▸ **Information supplied**
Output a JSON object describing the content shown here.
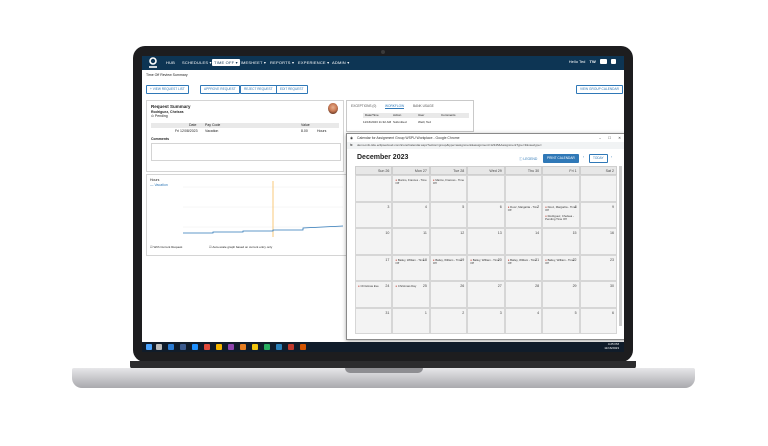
{
  "nav": {
    "items": [
      "HUB",
      "SCHEDULES ▾",
      "TIME OFF ▾",
      "TIMESHEET ▾",
      "REPORTS ▾",
      "EXPERIENCE ▾",
      "ADMIN ▾"
    ],
    "active_index": 2,
    "user_label": "Hello Ted",
    "user_initials": "TW"
  },
  "page": {
    "subtitle": "Time Off Review Summary",
    "buttons": [
      "+ VIEW REQUEST LIST",
      "APPROVE REQUEST",
      "REJECT REQUEST",
      "EDIT REQUEST"
    ],
    "group_calendar_button": "VIEW GROUP CALENDAR"
  },
  "request": {
    "title": "Request Summary",
    "employee": "Rodriguez, Chelsea",
    "status": "Pending",
    "table_headers": [
      "Date",
      "Pay Code",
      "Value"
    ],
    "row": {
      "date": "Fri 12/08/2023",
      "pay_code": "Vacation",
      "value": "8.00",
      "unit": "Hours"
    },
    "comments_label": "Comments"
  },
  "chart": {
    "title": "Hours",
    "legend": "Vacation",
    "checkbox1": "With Current Request",
    "checkbox2": "Auto-scale graph based on current entry only"
  },
  "exceptions": {
    "tabs": [
      "EXCEPTIONS (0)",
      "WORKFLOW",
      "BANK USAGE"
    ],
    "headers": [
      "Date/Time",
      "Action",
      "User",
      "Comments"
    ],
    "row": [
      "11/16/2023 11:32 AM",
      "Submitted",
      "Weill, Ted",
      ""
    ]
  },
  "popup": {
    "title": "Calendar for Assignment Group WSPU Workplace - Google Chrome",
    "url": "demo-info.tide.eclipsecloud.com/tcore/Calendar.aspx?action=group&type=assignment&assignment=12345&AssignmentType=3&viewtype=",
    "month": "December 2023",
    "legend_btn": "LEGEND",
    "print_btn": "PRINT CALENDAR",
    "today_btn": "TODAY",
    "weekdays": [
      "Sun 26",
      "Mon 27",
      "Tue 28",
      "Wed 29",
      "Thu 30",
      "Fri 1",
      "Sat 2"
    ],
    "weeks": [
      [
        {
          "d": ""
        },
        {
          "d": ""
        },
        {
          "d": ""
        },
        {
          "d": ""
        },
        {
          "d": ""
        },
        {
          "d": ""
        },
        {
          "d": ""
        }
      ],
      [
        {
          "d": "3"
        },
        {
          "d": "4"
        },
        {
          "d": "5"
        },
        {
          "d": "6"
        },
        {
          "d": "7"
        },
        {
          "d": "8"
        },
        {
          "d": "9"
        }
      ],
      [
        {
          "d": "10"
        },
        {
          "d": "11"
        },
        {
          "d": "12"
        },
        {
          "d": "13"
        },
        {
          "d": "14"
        },
        {
          "d": "15"
        },
        {
          "d": "16"
        }
      ],
      [
        {
          "d": "17"
        },
        {
          "d": "18"
        },
        {
          "d": "19"
        },
        {
          "d": "20"
        },
        {
          "d": "21"
        },
        {
          "d": "22"
        },
        {
          "d": "23"
        }
      ],
      [
        {
          "d": "24"
        },
        {
          "d": "25"
        },
        {
          "d": "26"
        },
        {
          "d": "27"
        },
        {
          "d": "28"
        },
        {
          "d": "29"
        },
        {
          "d": "30"
        }
      ],
      [
        {
          "d": "31"
        },
        {
          "d": "1"
        },
        {
          "d": "2"
        },
        {
          "d": "3"
        },
        {
          "d": "4"
        },
        {
          "d": "5"
        },
        {
          "d": "6"
        }
      ]
    ],
    "events": {
      "0-1": "Marino, Frances - Time Off",
      "0-2": "Marino, Frances - Time Off",
      "1-4": "Dooz, Margarita - Time Off",
      "1-5": "Dooz, Margarita - Time Off",
      "1-5b": "Rodriguez, Chelsea - Pending Time Off",
      "3-1": "Bailey, William - Time Off",
      "3-2": "Bailey, William - Time Off",
      "3-3": "Bailey, William - Time Off",
      "3-4": "Bailey, William - Time Off",
      "3-5": "Bailey, William - Time Off",
      "4-0": "Christmas Eve",
      "4-1": "Christmas Day"
    }
  },
  "taskbar": {
    "time": "4:25 PM",
    "date": "11/16/2023"
  },
  "colors": {
    "navbar": "#0d3554",
    "accent": "#2f78b7",
    "event_dot": "#c0392b"
  }
}
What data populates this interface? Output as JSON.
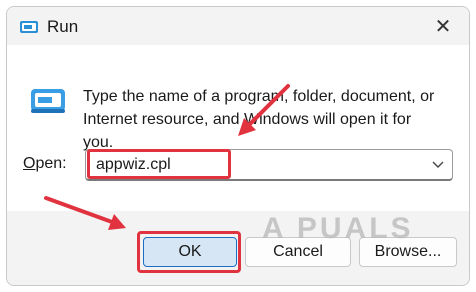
{
  "window": {
    "title": "Run",
    "close_label": "✕"
  },
  "body": {
    "description": "Type the name of a program, folder, document, or Internet resource, and Windows will open it for you.",
    "open_label_first": "O",
    "open_label_rest": "pen:",
    "input_value": "appwiz.cpl"
  },
  "buttons": {
    "ok": "OK",
    "cancel": "Cancel",
    "browse": "Browse..."
  },
  "watermark": "A PUALS",
  "colors": {
    "annotation_red": "#e0333f",
    "ok_border": "#1a6fc4"
  }
}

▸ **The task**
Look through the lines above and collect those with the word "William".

▸ **The answer**
      "3-1": "Bailey, William - Time Off",
      "3-2": "Bailey, William - Time Off",
      "3-3": "Bailey, William - Time Off",
      "3-4": "Bailey, William - Time Off",
      "3-5": "Bailey, William - Time Off",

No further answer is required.